Whitaker, 29, had been the Alouettes starting running back since 2011, leading the CFL that season with 1,381 rushing yards and adding 638 through the air. But he battled injuries the next three seasons, giving backups like Sutton and Brandon Rutley a chance to show what they can do.
In training camp this season, management felt it was time to hand the job to Sutton. Whitaker was no sooner cut on Sunday than he was picked up by the Toronto Argonauts.
"There's an expiration date for everyone," said Montreal coach Tom Higgins. "Whitaker's going to get an opportunity to play and he probably still has game in him, but I think the success of this organization has been understanding when the time is right to give somebody else the reins.
"B-Whit came in and competed, but the timing is that it's Sutton's turn to be the No. 1 guy."

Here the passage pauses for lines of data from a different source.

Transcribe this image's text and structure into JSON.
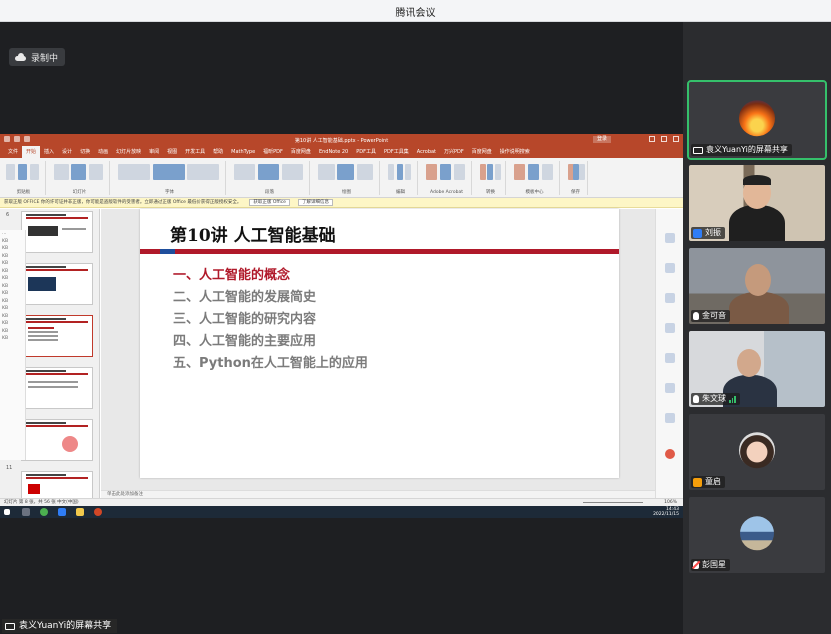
{
  "app": {
    "title": "腾讯会议",
    "recording_label": "录制中"
  },
  "share_owner_label": "袁义YuanYi的屏幕共享",
  "ppt": {
    "document_title": "第10讲 人工智能基础.pptx - PowerPoint",
    "login_label": "登录",
    "tabs": [
      "文件",
      "开始",
      "插入",
      "设计",
      "切换",
      "动画",
      "幻灯片放映",
      "审阅",
      "视图",
      "开发工具",
      "帮助",
      "MathType",
      "福昕PDF",
      "百度网盘",
      "EndNote 20",
      "PDF工具",
      "PDF工具集",
      "Acrobat",
      "万兴PDF",
      "百度网盘",
      "操作说明搜索"
    ],
    "active_tab": "开始",
    "ribbon_groups": [
      "剪贴板",
      "幻灯片",
      "字体",
      "段落",
      "绘图",
      "编辑",
      "Adobe Acrobat",
      "转换",
      "模板中心",
      "保存"
    ],
    "notice_text": "获取正版 OFFICE  你的许可证并非正版，你可能是盗版软件的受害者。立即通过正版 Office 最低价获得正版授权安全。",
    "notice_buttons": [
      "获取正版 Office",
      "了解详细信息"
    ],
    "slide": {
      "title": "第10讲  人工智能基础",
      "items": [
        {
          "text": "一、人工智能的概念",
          "active": true
        },
        {
          "text": "二、人工智能的发展简史",
          "active": false
        },
        {
          "text": "三、人工智能的研究内容",
          "active": false
        },
        {
          "text": "四、人工智能的主要应用",
          "active": false
        },
        {
          "text": "五、Python在人工智能上的应用",
          "active": false
        }
      ]
    },
    "notes_placeholder": "单击此处添加备注",
    "thumb_numbers": [
      "6",
      "11"
    ],
    "status_left": "幻灯片 第 8 张，共 56 张   中文(中国)",
    "status_right": "106%",
    "taskbar_time": "14:43",
    "taskbar_date": "2022/11/15"
  },
  "participants": [
    {
      "name": "袁义YuanYi的屏幕共享",
      "icon": "screen-share-icon",
      "active": true
    },
    {
      "name": "刘振",
      "icon": "user-icon"
    },
    {
      "name": "金可音",
      "icon": "mic-icon"
    },
    {
      "name": "朱文球",
      "icon": "mic-icon"
    },
    {
      "name": "童启",
      "icon": "user-icon"
    },
    {
      "name": "彭国星",
      "icon": "mic-muted-icon"
    }
  ],
  "colors": {
    "accent_green": "#35c06b",
    "ppt_red": "#b7472a",
    "slide_red": "#b0192a"
  }
}
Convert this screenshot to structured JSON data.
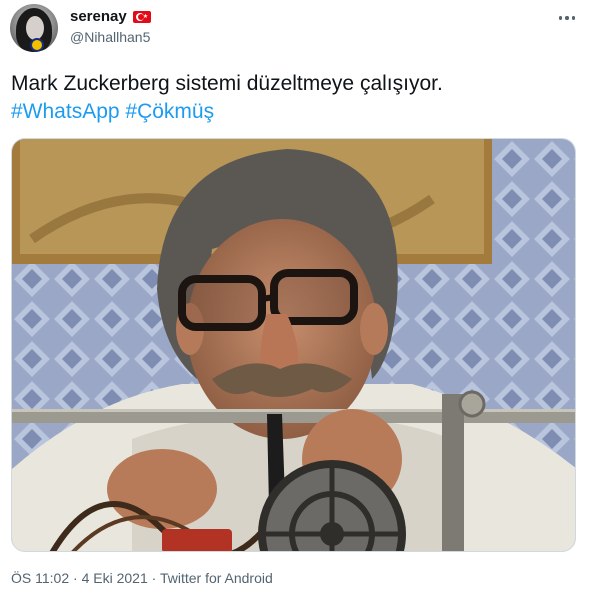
{
  "user": {
    "display_name": "serenay",
    "handle": "@Nihallhan5",
    "flag_icon": "turkey-flag-icon"
  },
  "tweet": {
    "text": "Mark Zuckerberg sistemi düzeltmeye çalışıyor.",
    "hashtags": [
      "#WhatsApp",
      "#Çökmüş"
    ],
    "link_color": "#1d9bf0"
  },
  "media": {
    "type": "photo",
    "icon": "photo-image"
  },
  "meta": {
    "time": "ÖS 11:02",
    "date": "4 Eki 2021",
    "source": "Twitter for Android",
    "separator": "·"
  }
}
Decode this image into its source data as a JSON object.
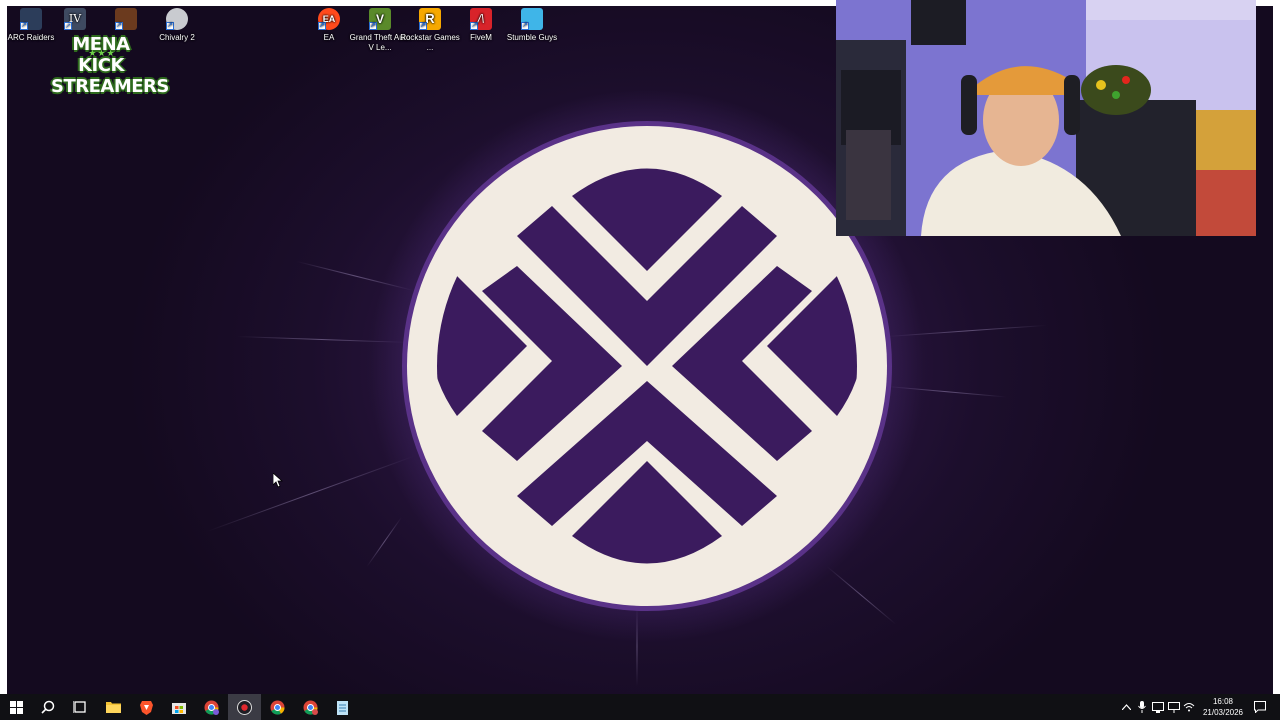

Whitaker was a smaller, speedier back who could make tacklers miss and also battle for extra yards against bigger linemen when he was caught. But there was concern that, although he led the team with 764 yards in 13 games last season, his run of injuries had taken a toll.
The Alouettes like Sutton's versatility. He's a punishing "north-south" runner, but can also catch balls out of the backfield and return kicks. He's also a strong blocker.
The 28-year-old Sutton joined the Alouettes in 2013 and had his big moment in a playoff game against Hamilton, when he rushed for 142 yards on 21 carries in a losing cause.
Asked what he brings to the offence, Sutton said: "A fierce tenacity, a mean mentality. I don't get out of the way of anybody."
Sutton started last season on the six-game inured list, but returned to rush for 500 yards on 96 carries in 10 games. He then suffered a foot injury and missed the playoffs, but was given a three-year contract extension in the off-season.
General manager Jim Popp said that once it was decided to have two import running backs, the combination of Sutton and Rutley fit best with the team's offence and with the salary cap.
"It was just a overall assessment of where things are today," Popp said. "Brandon's a great running back.
"He can still play in this league for a few years. But the bottom line is you can't keep everybody. You can't afford everybody's contract. You've got to make everything fit in your cap."